Quote the whole listing exactly. Leave the pictures out of your copy.

# EXTRACTED DATA:

※ ※ ※

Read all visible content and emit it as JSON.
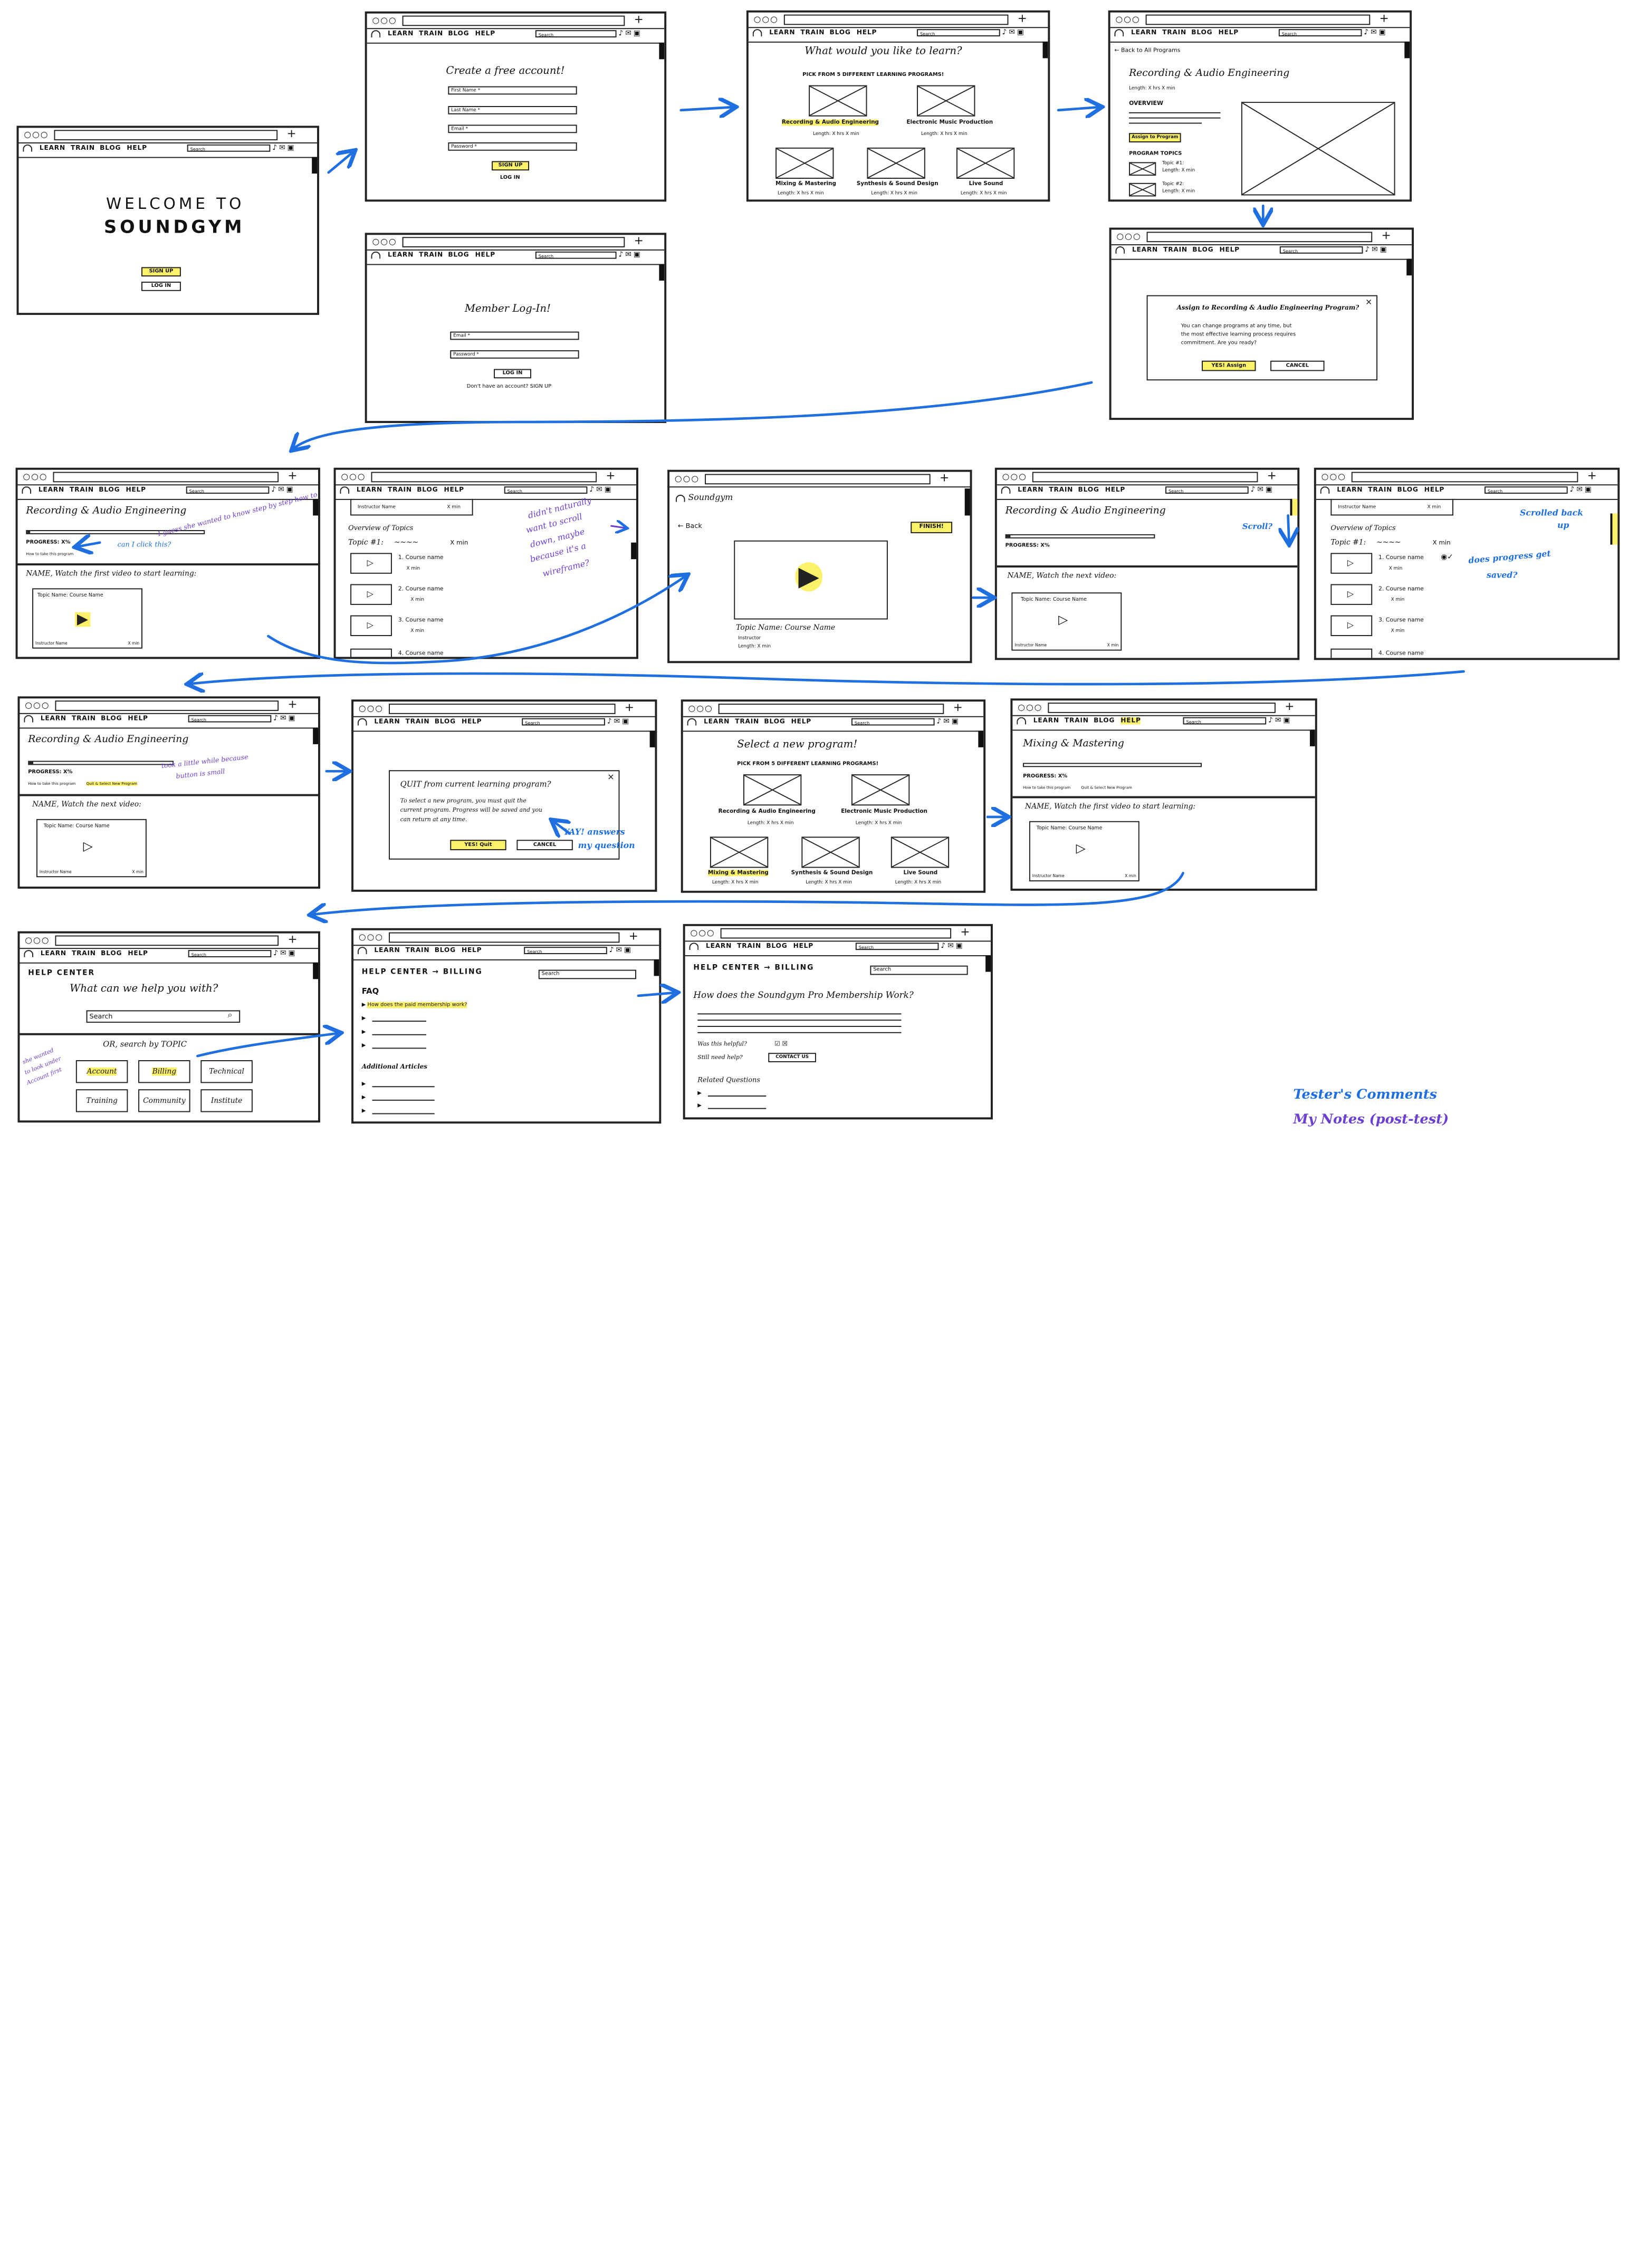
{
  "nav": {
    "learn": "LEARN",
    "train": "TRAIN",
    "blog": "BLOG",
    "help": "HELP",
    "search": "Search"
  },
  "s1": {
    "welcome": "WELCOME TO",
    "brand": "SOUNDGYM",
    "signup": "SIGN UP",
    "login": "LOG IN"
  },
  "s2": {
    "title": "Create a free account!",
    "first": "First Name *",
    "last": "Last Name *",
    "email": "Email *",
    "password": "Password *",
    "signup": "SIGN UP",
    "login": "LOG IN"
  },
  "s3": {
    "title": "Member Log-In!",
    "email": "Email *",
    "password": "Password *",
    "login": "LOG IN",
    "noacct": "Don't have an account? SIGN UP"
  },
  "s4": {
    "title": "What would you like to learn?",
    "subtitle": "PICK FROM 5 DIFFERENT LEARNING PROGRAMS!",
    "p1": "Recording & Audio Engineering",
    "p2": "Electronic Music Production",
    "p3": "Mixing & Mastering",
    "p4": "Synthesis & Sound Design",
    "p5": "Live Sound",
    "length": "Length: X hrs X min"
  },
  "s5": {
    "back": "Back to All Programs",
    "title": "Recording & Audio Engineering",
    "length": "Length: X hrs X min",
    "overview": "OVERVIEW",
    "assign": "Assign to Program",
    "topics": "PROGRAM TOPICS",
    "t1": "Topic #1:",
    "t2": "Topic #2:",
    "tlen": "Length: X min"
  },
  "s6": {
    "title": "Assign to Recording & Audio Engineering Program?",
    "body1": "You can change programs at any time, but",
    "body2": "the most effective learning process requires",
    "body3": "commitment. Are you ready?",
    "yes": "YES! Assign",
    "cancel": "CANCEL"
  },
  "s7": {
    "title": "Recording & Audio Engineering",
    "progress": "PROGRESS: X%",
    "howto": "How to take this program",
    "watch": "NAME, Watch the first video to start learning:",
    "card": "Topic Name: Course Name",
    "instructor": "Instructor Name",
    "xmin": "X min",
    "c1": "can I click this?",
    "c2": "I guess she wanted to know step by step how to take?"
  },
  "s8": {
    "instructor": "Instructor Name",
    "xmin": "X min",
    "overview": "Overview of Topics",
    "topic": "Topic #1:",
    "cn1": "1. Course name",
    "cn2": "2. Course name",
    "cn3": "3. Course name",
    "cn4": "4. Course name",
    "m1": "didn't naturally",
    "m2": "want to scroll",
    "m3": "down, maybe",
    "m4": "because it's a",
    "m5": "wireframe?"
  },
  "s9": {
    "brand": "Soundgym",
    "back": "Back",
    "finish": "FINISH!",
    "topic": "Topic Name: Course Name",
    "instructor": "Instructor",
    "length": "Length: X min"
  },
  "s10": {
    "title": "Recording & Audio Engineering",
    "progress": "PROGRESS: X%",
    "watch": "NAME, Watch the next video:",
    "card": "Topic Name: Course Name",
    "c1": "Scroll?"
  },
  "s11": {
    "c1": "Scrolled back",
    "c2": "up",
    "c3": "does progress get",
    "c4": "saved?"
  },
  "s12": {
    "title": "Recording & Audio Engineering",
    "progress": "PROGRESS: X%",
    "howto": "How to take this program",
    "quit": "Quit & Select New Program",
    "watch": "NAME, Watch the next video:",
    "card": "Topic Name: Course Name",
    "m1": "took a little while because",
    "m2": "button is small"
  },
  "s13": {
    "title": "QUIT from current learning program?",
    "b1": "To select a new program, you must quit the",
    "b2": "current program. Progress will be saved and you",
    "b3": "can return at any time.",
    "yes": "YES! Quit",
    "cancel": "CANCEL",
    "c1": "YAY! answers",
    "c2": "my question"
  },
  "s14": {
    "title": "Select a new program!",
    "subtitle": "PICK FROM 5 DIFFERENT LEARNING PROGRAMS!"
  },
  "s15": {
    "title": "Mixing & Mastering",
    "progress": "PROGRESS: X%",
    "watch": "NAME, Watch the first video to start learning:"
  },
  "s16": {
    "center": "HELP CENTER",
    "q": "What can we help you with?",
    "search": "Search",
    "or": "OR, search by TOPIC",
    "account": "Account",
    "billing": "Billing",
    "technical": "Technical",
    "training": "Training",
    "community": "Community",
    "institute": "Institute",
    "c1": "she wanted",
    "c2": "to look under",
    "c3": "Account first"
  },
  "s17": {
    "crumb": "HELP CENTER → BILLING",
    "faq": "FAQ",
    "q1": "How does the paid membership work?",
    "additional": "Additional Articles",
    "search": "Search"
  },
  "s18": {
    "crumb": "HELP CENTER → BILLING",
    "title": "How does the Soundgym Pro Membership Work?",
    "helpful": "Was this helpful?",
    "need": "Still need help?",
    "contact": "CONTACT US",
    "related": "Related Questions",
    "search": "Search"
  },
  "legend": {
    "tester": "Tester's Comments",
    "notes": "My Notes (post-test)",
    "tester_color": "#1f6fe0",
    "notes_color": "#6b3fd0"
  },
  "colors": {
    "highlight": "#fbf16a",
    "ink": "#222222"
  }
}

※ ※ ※

# EXERCISE RESPONSE:
Read all visible content and emit it as JSON.
{
  "nav": {
    "learn": "LEARN",
    "train": "TRAIN",
    "blog": "BLOG",
    "help": "HELP",
    "search": "Search"
  },
  "s1": {
    "welcome": "WELCOME TO",
    "brand": "SOUNDGYM",
    "signup": "SIGN UP",
    "login": "LOG IN"
  },
  "s2": {
    "title": "Create a free account!",
    "first": "First Name *",
    "last": "Last Name *",
    "email": "Email *",
    "password": "Password *",
    "signup": "SIGN UP",
    "login": "LOG IN"
  },
  "s3": {
    "title": "Member Log-In!",
    "email": "Email *",
    "password": "Password *",
    "login": "LOG IN",
    "noacct": "Don't have an account? SIGN UP"
  },
  "s4": {
    "title": "What would you like to learn?",
    "subtitle": "PICK FROM 5 DIFFERENT LEARNING PROGRAMS!",
    "p1": "Recording & Audio Engineering",
    "p2": "Electronic Music Production",
    "p3": "Mixing & Mastering",
    "p4": "Synthesis & Sound Design",
    "p5": "Live Sound",
    "length": "Length: X hrs X min"
  },
  "s5": {
    "back": "Back to All Programs",
    "title": "Recording & Audio Engineering",
    "length": "Length: X hrs X min",
    "overview": "OVERVIEW",
    "assign": "Assign to Program",
    "topics": "PROGRAM TOPICS",
    "t1": "Topic #1:",
    "t2": "Topic #2:",
    "tlen": "Length: X min"
  },
  "s6": {
    "title": "Assign to Recording & Audio Engineering Program?",
    "body1": "You can change programs at any time, but",
    "body2": "the most effective learning process requires",
    "body3": "commitment. Are you ready?",
    "yes": "YES! Assign",
    "cancel": "CANCEL"
  },
  "s7": {
    "title": "Recording & Audio Engineering",
    "progress": "PROGRESS: X%",
    "howto": "How to take this program",
    "watch": "NAME, Watch the first video to start learning:",
    "card": "Topic Name: Course Name",
    "instructor": "Instructor Name",
    "xmin": "X min",
    "c1": "can I click this?",
    "c2": "I guess she wanted to know step by step how to take?"
  },
  "s8": {
    "instructor": "Instructor Name",
    "xmin": "X min",
    "overview": "Overview of Topics",
    "topic": "Topic #1:",
    "cn1": "1. Course name",
    "cn2": "2. Course name",
    "cn3": "3. Course name",
    "cn4": "4. Course name",
    "m1": "didn't naturally",
    "m2": "want to scroll",
    "m3": "down, maybe",
    "m4": "because it's a",
    "m5": "wireframe?"
  },
  "s9": {
    "brand": "Soundgym",
    "back": "Back",
    "finish": "FINISH!",
    "topic": "Topic Name: Course Name",
    "instructor": "Instructor",
    "length": "Length: X min"
  },
  "s10": {
    "title": "Recording & Audio Engineering",
    "progress": "PROGRESS: X%",
    "watch": "NAME, Watch the next video:",
    "card": "Topic Name: Course Name",
    "c1": "Scroll?"
  },
  "s11": {
    "c1": "Scrolled back",
    "c2": "up",
    "c3": "does progress get",
    "c4": "saved?"
  },
  "s12": {
    "title": "Recording & Audio Engineering",
    "progress": "PROGRESS: X%",
    "howto": "How to take this program",
    "quit": "Quit & Select New Program",
    "watch": "NAME, Watch the next video:",
    "card": "Topic Name: Course Name",
    "m1": "took a little while because",
    "m2": "button is small"
  },
  "s13": {
    "title": "QUIT from current learning program?",
    "b1": "To select a new program, you must quit the",
    "b2": "current program. Progress will be saved and you",
    "b3": "can return at any time.",
    "yes": "YES! Quit",
    "cancel": "CANCEL",
    "c1": "YAY! answers",
    "c2": "my question"
  },
  "s14": {
    "title": "Select a new program!",
    "subtitle": "PICK FROM 5 DIFFERENT LEARNING PROGRAMS!"
  },
  "s15": {
    "title": "Mixing & Mastering",
    "progress": "PROGRESS: X%",
    "watch": "NAME, Watch the first video to start learning:"
  },
  "s16": {
    "center": "HELP CENTER",
    "q": "What can we help you with?",
    "search": "Search",
    "or": "OR, search by TOPIC",
    "account": "Account",
    "billing": "Billing",
    "technical": "Technical",
    "training": "Training",
    "community": "Community",
    "institute": "Institute",
    "c1": "she wanted",
    "c2": "to look under",
    "c3": "Account first"
  },
  "s17": {
    "crumb": "HELP CENTER → BILLING",
    "faq": "FAQ",
    "q1": "How does the paid membership work?",
    "additional": "Additional Articles",
    "search": "Search"
  },
  "s18": {
    "crumb": "HELP CENTER → BILLING",
    "title": "How does the Soundgym Pro Membership Work?",
    "helpful": "Was this helpful?",
    "need": "Still need help?",
    "contact": "CONTACT US",
    "related": "Related Questions",
    "search": "Search"
  },
  "legend": {
    "tester": "Tester's Comments",
    "notes": "My Notes (post-test)",
    "tester_color": "#1f6fe0",
    "notes_color": "#6b3fd0"
  },
  "colors": {
    "highlight": "#fbf16a",
    "ink": "#222222"
  }
}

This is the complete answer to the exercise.